Michael Kimmelman’s New York Times piece about the architect Peter Zumthor is full of nuggets worth keeping on hand, easily accessible. I first began paying attention to Zumthor after visiting his Kolumba museum in Cologne. It was such an unexpected blend of old and new (Zumthor incorporated the ruins of a Gothic church as well as a chapel built on the site after World War II) in a way that both honored the past and melded it with the future. And the spaces were unexpected and yet organic. Zumthor is not tricky, clever, ironic or manipulative, all important qualities in art as well as life IMHO. Architectural critic Peter Rüedi pointed out that some may mistake Zumthor as an ascetic. He is instead an “essentialist of the sensual.”
I like Kimmelman’s comparison of Zumthor with some of the high visibility starchitects we read about constantly:
As the designer of some of the subtlest and most admired buildings of the last quarter-century, Zumthor has hardly been toiling in obscurity. But he has eschewed the flamboyant, billboard-on-the-skyline, globe-trotting celebrity persona, setting himself apart from, and in his own mind clearly somewhat above, some of his more famous colleagues. His works, even from the most superficial perspective, differ from Frank Gehry’s or Zaha Hadid’s or Jean Nouvel’s or Norman Foster’s, for starters, because they are not flashy: they often don’t grab you at all at first glance, being conceived from the inside out, usually over many painstaking years. Moreover, because Zumthor runs a small office and doesn’t often delegate even the choice of a door handle, he hasn’t taken on many projects, and most of the ones he has completed aren’t very big.

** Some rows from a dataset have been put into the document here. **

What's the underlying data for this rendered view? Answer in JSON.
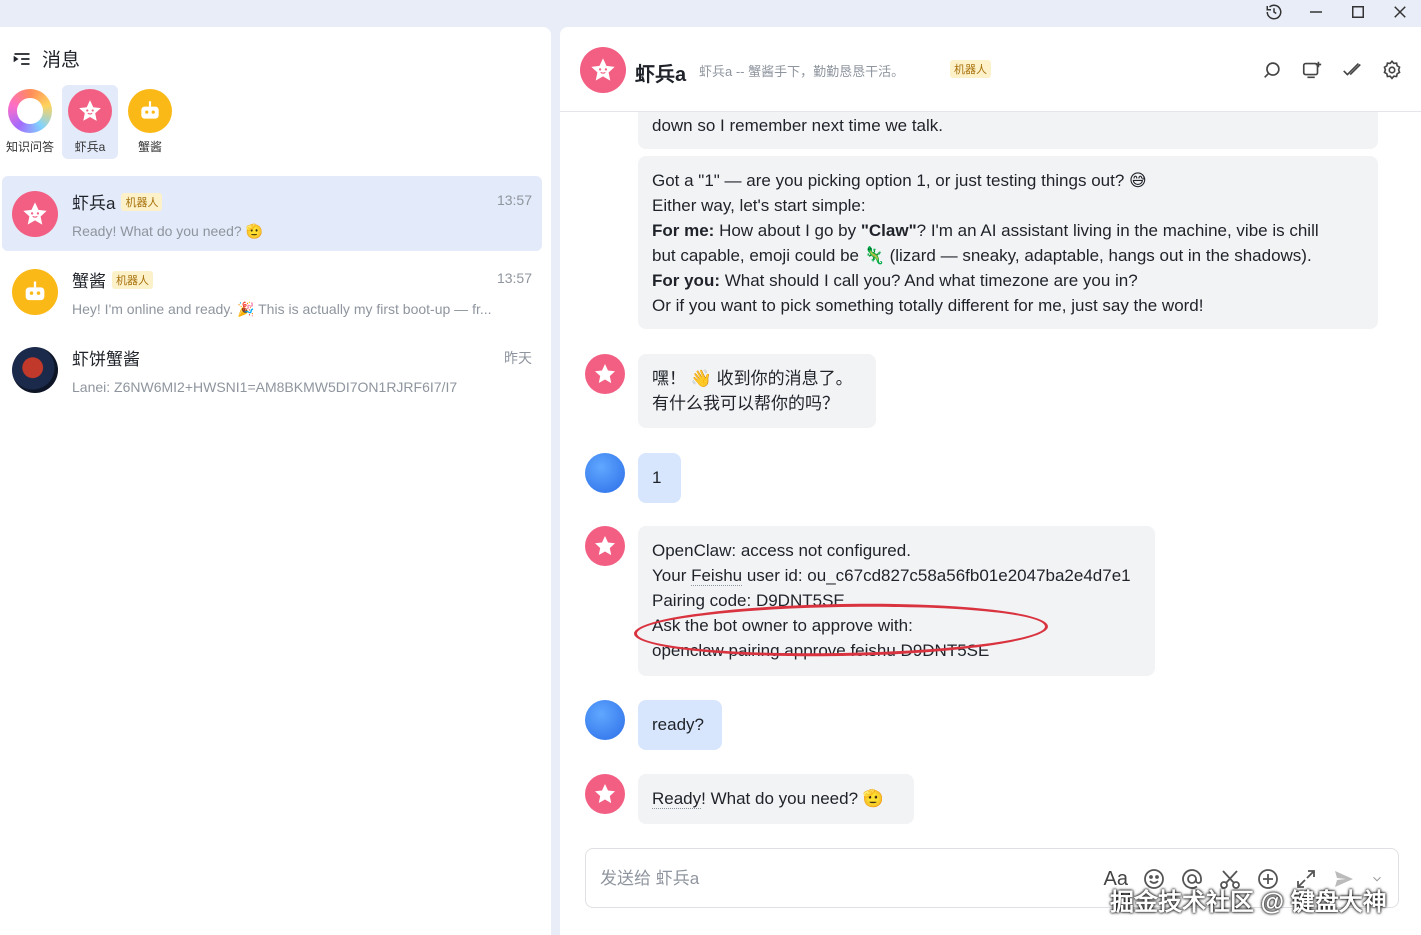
{
  "left": {
    "title": "消息",
    "quick": [
      {
        "label": "知识问答"
      },
      {
        "label": "虾兵a"
      },
      {
        "label": "蟹酱"
      }
    ],
    "conversations": [
      {
        "name": "虾兵a",
        "tag": "机器人",
        "time": "13:57",
        "preview": "Ready! What do you need? 🫡"
      },
      {
        "name": "蟹酱",
        "tag": "机器人",
        "time": "13:57",
        "preview": "Hey! I'm online and ready. 🎉 This is actually my first boot-up — fr..."
      },
      {
        "name": "虾饼蟹酱",
        "tag": "",
        "time": "昨天",
        "preview": "Lanei: Z6NW6MI2+HWSNI1=AM8BKMW5DI7ON1RJRF6I7/I7"
      }
    ]
  },
  "header": {
    "title": "虾兵a",
    "subtitle": "虾兵a -- 蟹酱手下，勤勤恳恳干活。",
    "tag": "机器人"
  },
  "messages": {
    "m0": "down so I remember next time we talk.",
    "m1": {
      "l1": "Got a \"1\" — are you picking option 1, or just testing things out? 😅",
      "l2": "Either way, let's start simple:",
      "l3_b": "For me:",
      "l3_a": " How about I go by ",
      "l3_c": "\"Claw\"",
      "l3_d": "? I'm an AI assistant living in the machine, vibe is chill",
      "l4": "but capable, emoji could be 🦎 (lizard — sneaky, adaptable, hangs out in the shadows).",
      "l5_b": "For you:",
      "l5_a": " What should I call you? And what timezone are you in?",
      "l6": "Or if you want to pick something totally different for me, just say the word!"
    },
    "m2": {
      "l1": "嘿！ 👋 收到你的消息了。",
      "l2": "有什么我可以帮你的吗？"
    },
    "m3": "1",
    "m4": {
      "l1": "OpenClaw: access not configured.",
      "l2a": "Your ",
      "l2b": "Feishu",
      "l2c": " user id: ou_c67cd827c58a56fb01e2047ba2e4d7e1",
      "l3": "Pairing code: D9DNT5SE",
      "l4": "Ask the bot owner to approve with:",
      "l5": "openclaw pairing approve feishu D9DNT5SE"
    },
    "m5": "ready?",
    "m6": {
      "a": "Ready",
      "b": "! What do you need? 🫡"
    }
  },
  "input": {
    "placeholder": "发送给 虾兵a",
    "value": "",
    "format_label": "Aa"
  },
  "watermark": "掘金技术社区 @ 键盘大神",
  "colors": {
    "accent": "#3370ff",
    "bot_avatar": "#f25f83",
    "crab_avatar": "#fbb917",
    "annotation": "#d9333f"
  }
}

And later, this passage:
I’ve heard Zumthor’s detractors respond to this sort of argument by saying he’s a Swiss clockmaker. They stress that he thrives in a small pond but that the rough-and-tumble of global-scaled 21st-century projects demands a more flexible and grander vision. It is true that his projects are not enormous; there is an intimacy to his work. At places like Bregenz or the Bruder Klaus chapel, visitors respond not just to how his buildings look but also to their sounds, smells, to the light as it changes around them, even to the feel of the walls and floors — to what Zumthor has described as the “beautiful silence that I associate with attributes such as composure, self-evidence, durability, presence and integrity, and with warmth and sensuousness as well.”
Zumthor is easy to compare with Louis Kahn and for good reason. His artistic proclivities and perfectionistic style sound familiar for those of us who are Kahn fans. He talks about being influenced by the work of sculptors Richard Serra, Walter De Maria and Michael Heizer, and he also references Joseph Beuys. “With Beuys,” Zumthor explained, “my interest has had to do with the mythology and sensuousness of his materials, the importance of his personal life in his art. He was looking at objects with history, with a past.”
The description and photos of Zumthor’s Vals spa hotel and baths are evocative and memorable. “The spa invests ordinary leisure-time bathing with a sacramental gravity. It lends existential weight to even the simplest, most banal rituals — walking from room to room, looking out a window, reclining on a bench, gazing up at the sky or hearing the splash of water and the echo of footsteps. Bathers move like supplicants through wet stone chapels,” writes Kimmelman. “Vals is not about an outside object,” says Zumthor. “It’s not about lap pools and slides and gadgets. It is about what happens inside, the bathing, oriented toward the ritual, as if in the Orient. It’s about water and stone and light and sound and shadow.”
A few more phrases from Zumthor that are worth pondering:
I think the chance of finding beauty is higher if you don’t work on it directly. Beauty in architecture is driven by practicality. This is what you learn from studying the old townscapes of the Swiss farmers. If you do what you should, then at the end there is something, which you can’t explain maybe, but if you are lucky, it has to do with life.
Solid wood has almost disappeared as too expensive, complicated and old-fashioned. I reintroduced it as a construction method here because it feels good to be with, to be in. You feel a certain way in a glass or concrete or limestone building. It has an effect on your skin — the same with plywood or veneer, or solid timber. Wood doesn’t steal energy from your body the way glass and concrete steal heat. When it’s hot, a wood house feels cooler than a concrete one, and when it’s cold, the other way around. So I preserved the wood-beam construction because of what it can do for your body.
I believe in the spiritual value of art, as long as it’s not exclusive. It is the same with architecture.